* **Records**:
====
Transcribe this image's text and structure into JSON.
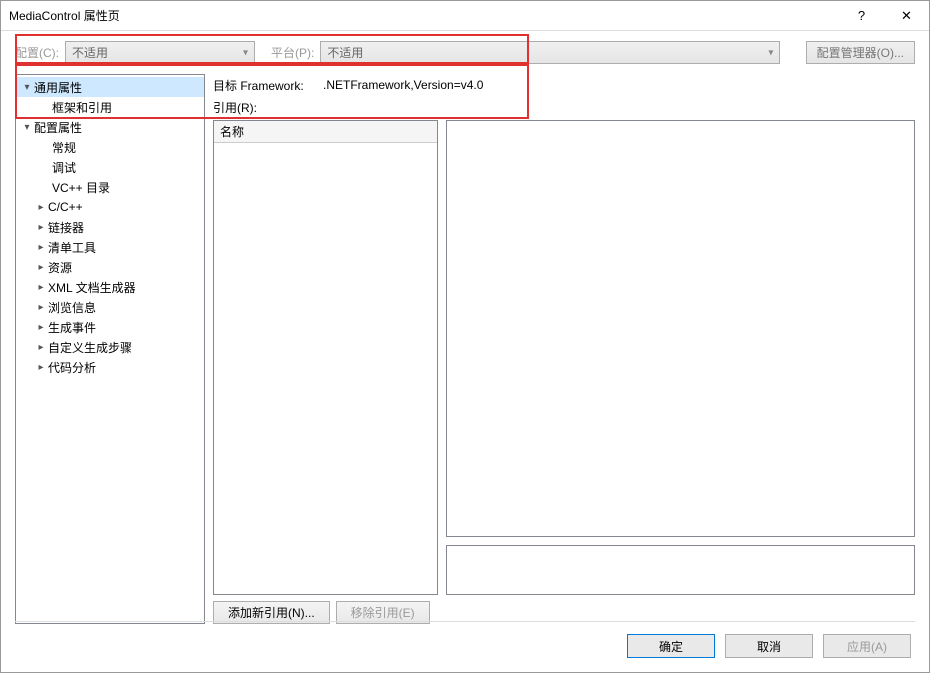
{
  "window": {
    "title": "MediaControl 属性页",
    "help": "?",
    "close": "✕"
  },
  "toolbar": {
    "config_label": "配置(C):",
    "config_value": "不适用",
    "platform_label": "平台(P):",
    "platform_value": "不适用",
    "config_mgr": "配置管理器(O)..."
  },
  "tree": {
    "general": {
      "label": "通用属性",
      "framework": "框架和引用"
    },
    "config": {
      "label": "配置属性",
      "items": [
        "常规",
        "调试",
        "VC++ 目录",
        "C/C++",
        "链接器",
        "清单工具",
        "资源",
        "XML 文档生成器",
        "浏览信息",
        "生成事件",
        "自定义生成步骤",
        "代码分析"
      ]
    }
  },
  "right": {
    "target_framework_label": "目标 Framework:",
    "target_framework_value": ".NETFramework,Version=v4.0",
    "references_label": "引用(R):",
    "name_header": "名称",
    "add_ref": "添加新引用(N)...",
    "remove_ref": "移除引用(E)"
  },
  "dialog": {
    "ok": "确定",
    "cancel": "取消",
    "apply": "应用(A)"
  }
}
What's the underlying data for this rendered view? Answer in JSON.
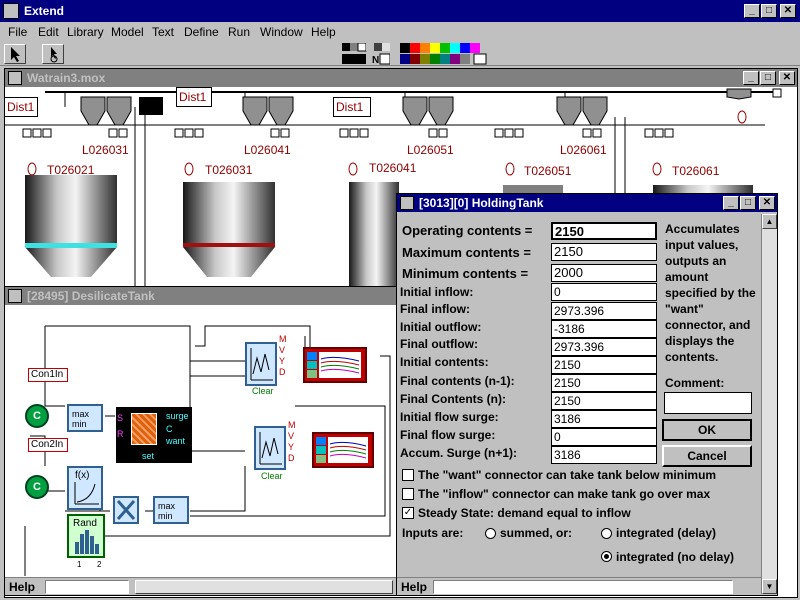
{
  "app": {
    "title": "Extend"
  },
  "menu": [
    "File",
    "Edit",
    "Library",
    "Model",
    "Text",
    "Define",
    "Run",
    "Window",
    "Help"
  ],
  "model_window": {
    "title": "Watrain3.mox",
    "dist_labels": [
      "Dist1",
      "Dist1",
      "Dist1"
    ],
    "line_labels": [
      "L026031",
      "L026041",
      "L026051",
      "L026061"
    ],
    "tank_labels": [
      "T026021",
      "T026031",
      "T026041",
      "T026051",
      "T026061"
    ],
    "circle_label": "O"
  },
  "desilicate_window": {
    "title": "[28495]   DesilicateTank",
    "help": "Help",
    "con1": "Con1In",
    "con2": "Con2In",
    "c_label": "C",
    "maxmin": "max\nmin",
    "tank_ports": {
      "surge": "surge",
      "c": "C",
      "want": "want",
      "set": "set",
      "r": "R",
      "s": "S"
    },
    "plot_ports": [
      "M",
      "V",
      "Y",
      "D",
      "Y"
    ],
    "clear": "Clear",
    "fx": "f(x)",
    "rand": "Rand",
    "port_nums": [
      "1",
      "2"
    ]
  },
  "dialog": {
    "title": "[3013][0]   HoldingTank",
    "rows": [
      {
        "label": "Operating contents =",
        "value": "2150"
      },
      {
        "label": "Maximum contents =",
        "value": "2150"
      },
      {
        "label": "Minimum contents =",
        "value": "2000"
      },
      {
        "label": "Initial inflow:",
        "value": "0"
      },
      {
        "label": "Final inflow:",
        "value": "2973.396"
      },
      {
        "label": "Initial outflow:",
        "value": "-3186"
      },
      {
        "label": "Final outflow:",
        "value": "2973.396"
      },
      {
        "label": "Initial contents:",
        "value": "2150"
      },
      {
        "label": "Final contents (n-1):",
        "value": "2150"
      },
      {
        "label": "Final Contents (n):",
        "value": "2150"
      },
      {
        "label": "Initial flow surge:",
        "value": "3186"
      },
      {
        "label": "Final flow surge:",
        "value": "0"
      },
      {
        "label": "Accum. Surge (n+1):",
        "value": "3186"
      }
    ],
    "description": "Accumulates input values, outputs an amount specified by the \"want\" connector, and displays the contents.",
    "comment_label": "Comment:",
    "comment_value": "",
    "ok": "OK",
    "cancel": "Cancel",
    "checkboxes": [
      {
        "label": "The \"want\" connector can take tank below minimum",
        "checked": false
      },
      {
        "label": "The \"inflow\" connector can make tank go over max",
        "checked": false
      },
      {
        "label": "Steady State: demand equal to inflow",
        "checked": true
      }
    ],
    "inputs_label": "Inputs are:",
    "radios": [
      {
        "label": "summed, or:",
        "selected": false
      },
      {
        "label": "integrated (delay)",
        "selected": false
      },
      {
        "label": "integrated (no delay)",
        "selected": true
      }
    ],
    "help": "Help"
  },
  "colors": {
    "titlebar_active": "#000080",
    "titlebar_inactive": "#808080",
    "label_red": "#900000"
  }
}
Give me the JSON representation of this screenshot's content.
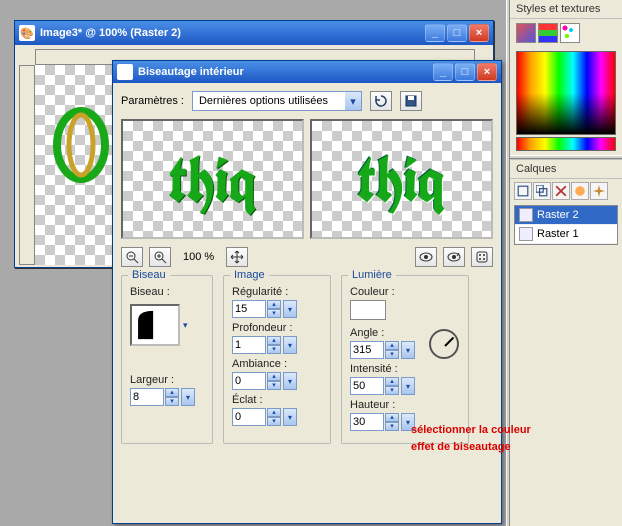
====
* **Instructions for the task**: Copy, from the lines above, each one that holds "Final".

* **Answer to this exercise**:
        "label": "Final inflow:",
        "label": "Final outflow:",
        "label": "Final contents (n-1):",
        "label": "Final Contents (n):",
        "label": "Final flow surge:",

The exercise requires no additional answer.